Problem statement. Repeat the listing below in full, exactly as it stands.

◆ ◆ ◆ ◆ ◆ ◆ ◆

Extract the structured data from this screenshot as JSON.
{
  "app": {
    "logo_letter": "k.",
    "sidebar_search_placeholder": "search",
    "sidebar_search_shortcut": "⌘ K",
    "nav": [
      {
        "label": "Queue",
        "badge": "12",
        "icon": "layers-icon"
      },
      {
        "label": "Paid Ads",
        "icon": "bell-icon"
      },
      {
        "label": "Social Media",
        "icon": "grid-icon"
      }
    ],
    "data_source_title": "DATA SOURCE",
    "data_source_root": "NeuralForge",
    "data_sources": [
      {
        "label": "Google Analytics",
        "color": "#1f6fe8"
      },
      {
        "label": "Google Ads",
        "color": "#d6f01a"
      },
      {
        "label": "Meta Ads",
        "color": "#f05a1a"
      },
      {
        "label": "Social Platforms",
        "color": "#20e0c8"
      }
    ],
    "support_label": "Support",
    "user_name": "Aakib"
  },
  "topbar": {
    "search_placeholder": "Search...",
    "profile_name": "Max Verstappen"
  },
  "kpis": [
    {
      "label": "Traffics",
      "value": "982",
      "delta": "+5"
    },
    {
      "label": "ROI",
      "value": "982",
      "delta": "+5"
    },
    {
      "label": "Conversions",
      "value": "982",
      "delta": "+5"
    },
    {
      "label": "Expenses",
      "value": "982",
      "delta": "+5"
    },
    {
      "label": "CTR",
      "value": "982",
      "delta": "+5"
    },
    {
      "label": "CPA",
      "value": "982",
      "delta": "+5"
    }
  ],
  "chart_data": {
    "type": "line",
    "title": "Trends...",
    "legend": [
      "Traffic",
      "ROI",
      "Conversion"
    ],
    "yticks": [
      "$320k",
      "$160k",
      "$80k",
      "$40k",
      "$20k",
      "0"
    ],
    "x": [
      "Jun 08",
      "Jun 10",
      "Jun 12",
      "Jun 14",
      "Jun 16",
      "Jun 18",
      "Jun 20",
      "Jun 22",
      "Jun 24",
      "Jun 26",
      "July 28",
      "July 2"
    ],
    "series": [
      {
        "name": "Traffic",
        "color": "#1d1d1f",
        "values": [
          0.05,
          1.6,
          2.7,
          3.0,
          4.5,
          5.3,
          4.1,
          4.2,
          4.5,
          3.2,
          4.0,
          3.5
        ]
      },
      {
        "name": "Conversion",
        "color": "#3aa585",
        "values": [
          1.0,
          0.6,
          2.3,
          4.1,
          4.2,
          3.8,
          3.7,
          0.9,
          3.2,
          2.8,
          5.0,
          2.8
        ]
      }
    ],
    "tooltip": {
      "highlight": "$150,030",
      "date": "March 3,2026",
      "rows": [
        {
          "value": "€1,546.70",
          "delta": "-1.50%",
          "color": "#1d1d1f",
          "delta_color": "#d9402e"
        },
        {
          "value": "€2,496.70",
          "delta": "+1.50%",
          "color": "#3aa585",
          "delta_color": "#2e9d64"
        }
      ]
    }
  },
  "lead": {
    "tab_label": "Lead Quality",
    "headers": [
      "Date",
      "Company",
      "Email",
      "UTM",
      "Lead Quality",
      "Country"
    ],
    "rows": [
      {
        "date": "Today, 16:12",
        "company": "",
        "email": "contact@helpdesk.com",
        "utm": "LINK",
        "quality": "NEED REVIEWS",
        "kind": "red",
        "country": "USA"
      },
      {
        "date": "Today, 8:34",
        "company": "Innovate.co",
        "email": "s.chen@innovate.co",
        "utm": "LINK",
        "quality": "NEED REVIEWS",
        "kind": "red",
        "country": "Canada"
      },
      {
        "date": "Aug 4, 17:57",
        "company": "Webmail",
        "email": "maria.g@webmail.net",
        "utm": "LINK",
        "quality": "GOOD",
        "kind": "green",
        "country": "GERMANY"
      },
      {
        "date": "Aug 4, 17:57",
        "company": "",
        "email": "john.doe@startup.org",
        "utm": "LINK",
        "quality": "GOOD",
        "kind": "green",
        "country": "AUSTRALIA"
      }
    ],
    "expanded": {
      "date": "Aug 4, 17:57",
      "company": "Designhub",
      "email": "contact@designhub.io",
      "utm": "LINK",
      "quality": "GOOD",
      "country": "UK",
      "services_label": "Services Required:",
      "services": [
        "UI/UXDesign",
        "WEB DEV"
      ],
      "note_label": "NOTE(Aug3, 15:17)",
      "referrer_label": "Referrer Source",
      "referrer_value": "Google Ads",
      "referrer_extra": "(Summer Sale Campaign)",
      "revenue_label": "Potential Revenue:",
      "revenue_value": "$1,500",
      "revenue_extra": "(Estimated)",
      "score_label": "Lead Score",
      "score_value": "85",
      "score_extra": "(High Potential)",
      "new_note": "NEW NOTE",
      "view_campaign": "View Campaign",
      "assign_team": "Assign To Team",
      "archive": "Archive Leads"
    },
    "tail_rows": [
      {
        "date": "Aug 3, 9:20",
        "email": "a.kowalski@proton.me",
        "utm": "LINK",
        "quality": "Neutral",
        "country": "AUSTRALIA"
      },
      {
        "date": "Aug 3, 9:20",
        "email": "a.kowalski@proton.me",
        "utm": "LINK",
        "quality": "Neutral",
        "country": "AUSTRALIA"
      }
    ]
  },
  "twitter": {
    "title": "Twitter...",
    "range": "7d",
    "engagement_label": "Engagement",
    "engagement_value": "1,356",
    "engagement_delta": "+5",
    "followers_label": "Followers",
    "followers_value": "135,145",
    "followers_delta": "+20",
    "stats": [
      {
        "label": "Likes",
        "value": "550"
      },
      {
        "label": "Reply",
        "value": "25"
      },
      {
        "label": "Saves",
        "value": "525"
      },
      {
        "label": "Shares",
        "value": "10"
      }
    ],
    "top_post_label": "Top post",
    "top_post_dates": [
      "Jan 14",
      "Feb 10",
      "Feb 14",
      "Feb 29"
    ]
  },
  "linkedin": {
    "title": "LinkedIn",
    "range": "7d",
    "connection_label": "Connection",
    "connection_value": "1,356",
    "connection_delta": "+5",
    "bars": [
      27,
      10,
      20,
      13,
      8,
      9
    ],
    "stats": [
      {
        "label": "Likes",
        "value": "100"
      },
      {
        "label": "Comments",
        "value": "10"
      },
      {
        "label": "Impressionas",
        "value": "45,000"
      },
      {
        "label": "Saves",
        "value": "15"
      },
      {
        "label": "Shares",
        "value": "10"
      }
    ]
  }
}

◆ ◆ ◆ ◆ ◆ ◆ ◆

Output of the task.
Extract the structured data from this screenshot as JSON.
{
  "app": {
    "logo_letter": "k.",
    "sidebar_search_placeholder": "search",
    "sidebar_search_shortcut": "⌘ K",
    "nav": [
      {
        "label": "Queue",
        "badge": "12",
        "icon": "layers-icon"
      },
      {
        "label": "Paid Ads",
        "icon": "bell-icon"
      },
      {
        "label": "Social Media",
        "icon": "grid-icon"
      }
    ],
    "data_source_title": "DATA SOURCE",
    "data_source_root": "NeuralForge",
    "data_sources": [
      {
        "label": "Google Analytics",
        "color": "#1f6fe8"
      },
      {
        "label": "Google Ads",
        "color": "#d6f01a"
      },
      {
        "label": "Meta Ads",
        "color": "#f05a1a"
      },
      {
        "label": "Social Platforms",
        "color": "#20e0c8"
      }
    ],
    "support_label": "Support",
    "user_name": "Aakib"
  },
  "topbar": {
    "search_placeholder": "Search...",
    "profile_name": "Max Verstappen"
  },
  "kpis": [
    {
      "label": "Traffics",
      "value": "982",
      "delta": "+5"
    },
    {
      "label": "ROI",
      "value": "982",
      "delta": "+5"
    },
    {
      "label": "Conversions",
      "value": "982",
      "delta": "+5"
    },
    {
      "label": "Expenses",
      "value": "982",
      "delta": "+5"
    },
    {
      "label": "CTR",
      "value": "982",
      "delta": "+5"
    },
    {
      "label": "CPA",
      "value": "982",
      "delta": "+5"
    }
  ],
  "chart_data": {
    "type": "line",
    "title": "Trends...",
    "legend": [
      "Traffic",
      "ROI",
      "Conversion"
    ],
    "yticks": [
      "$320k",
      "$160k",
      "$80k",
      "$40k",
      "$20k",
      "0"
    ],
    "x": [
      "Jun 08",
      "Jun 10",
      "Jun 12",
      "Jun 14",
      "Jun 16",
      "Jun 18",
      "Jun 20",
      "Jun 22",
      "Jun 24",
      "Jun 26",
      "July 28",
      "July 2"
    ],
    "series": [
      {
        "name": "Traffic",
        "color": "#1d1d1f",
        "values": [
          0.05,
          1.6,
          2.7,
          3.0,
          4.5,
          5.3,
          4.1,
          4.2,
          4.5,
          3.2,
          4.0,
          3.5
        ]
      },
      {
        "name": "Conversion",
        "color": "#3aa585",
        "values": [
          1.0,
          0.6,
          2.3,
          4.1,
          4.2,
          3.8,
          3.7,
          0.9,
          3.2,
          2.8,
          5.0,
          2.8
        ]
      }
    ],
    "tooltip": {
      "highlight": "$150,030",
      "date": "March 3,2026",
      "rows": [
        {
          "value": "€1,546.70",
          "delta": "-1.50%",
          "color": "#1d1d1f",
          "delta_color": "#d9402e"
        },
        {
          "value": "€2,496.70",
          "delta": "+1.50%",
          "color": "#3aa585",
          "delta_color": "#2e9d64"
        }
      ]
    }
  },
  "lead": {
    "tab_label": "Lead Quality",
    "headers": [
      "Date",
      "Company",
      "Email",
      "UTM",
      "Lead Quality",
      "Country"
    ],
    "rows": [
      {
        "date": "Today, 16:12",
        "company": "",
        "email": "contact@helpdesk.com",
        "utm": "LINK",
        "quality": "NEED REVIEWS",
        "kind": "red",
        "country": "USA"
      },
      {
        "date": "Today, 8:34",
        "company": "Innovate.co",
        "email": "s.chen@innovate.co",
        "utm": "LINK",
        "quality": "NEED REVIEWS",
        "kind": "red",
        "country": "Canada"
      },
      {
        "date": "Aug 4, 17:57",
        "company": "Webmail",
        "email": "maria.g@webmail.net",
        "utm": "LINK",
        "quality": "GOOD",
        "kind": "green",
        "country": "GERMANY"
      },
      {
        "date": "Aug 4, 17:57",
        "company": "",
        "email": "john.doe@startup.org",
        "utm": "LINK",
        "quality": "GOOD",
        "kind": "green",
        "country": "AUSTRALIA"
      }
    ],
    "expanded": {
      "date": "Aug 4, 17:57",
      "company": "Designhub",
      "email": "contact@designhub.io",
      "utm": "LINK",
      "quality": "GOOD",
      "country": "UK",
      "services_label": "Services Required:",
      "services": [
        "UI/UXDesign",
        "WEB DEV"
      ],
      "note_label": "NOTE(Aug3, 15:17)",
      "referrer_label": "Referrer Source",
      "referrer_value": "Google Ads",
      "referrer_extra": "(Summer Sale Campaign)",
      "revenue_label": "Potential Revenue:",
      "revenue_value": "$1,500",
      "revenue_extra": "(Estimated)",
      "score_label": "Lead Score",
      "score_value": "85",
      "score_extra": "(High Potential)",
      "new_note": "NEW NOTE",
      "view_campaign": "View Campaign",
      "assign_team": "Assign To Team",
      "archive": "Archive Leads"
    },
    "tail_rows": [
      {
        "date": "Aug 3, 9:20",
        "email": "a.kowalski@proton.me",
        "utm": "LINK",
        "quality": "Neutral",
        "country": "AUSTRALIA"
      },
      {
        "date": "Aug 3, 9:20",
        "email": "a.kowalski@proton.me",
        "utm": "LINK",
        "quality": "Neutral",
        "country": "AUSTRALIA"
      }
    ]
  },
  "twitter": {
    "title": "Twitter...",
    "range": "7d",
    "engagement_label": "Engagement",
    "engagement_value": "1,356",
    "engagement_delta": "+5",
    "followers_label": "Followers",
    "followers_value": "135,145",
    "followers_delta": "+20",
    "stats": [
      {
        "label": "Likes",
        "value": "550"
      },
      {
        "label": "Reply",
        "value": "25"
      },
      {
        "label": "Saves",
        "value": "525"
      },
      {
        "label": "Shares",
        "value": "10"
      }
    ],
    "top_post_label": "Top post",
    "top_post_dates": [
      "Jan 14",
      "Feb 10",
      "Feb 14",
      "Feb 29"
    ]
  },
  "linkedin": {
    "title": "LinkedIn",
    "range": "7d",
    "connection_label": "Connection",
    "connection_value": "1,356",
    "connection_delta": "+5",
    "bars": [
      27,
      10,
      20,
      13,
      8,
      9
    ],
    "stats": [
      {
        "label": "Likes",
        "value": "100"
      },
      {
        "label": "Comments",
        "value": "10"
      },
      {
        "label": "Impressionas",
        "value": "45,000"
      },
      {
        "label": "Saves",
        "value": "15"
      },
      {
        "label": "Shares",
        "value": "10"
      }
    ]
  }
}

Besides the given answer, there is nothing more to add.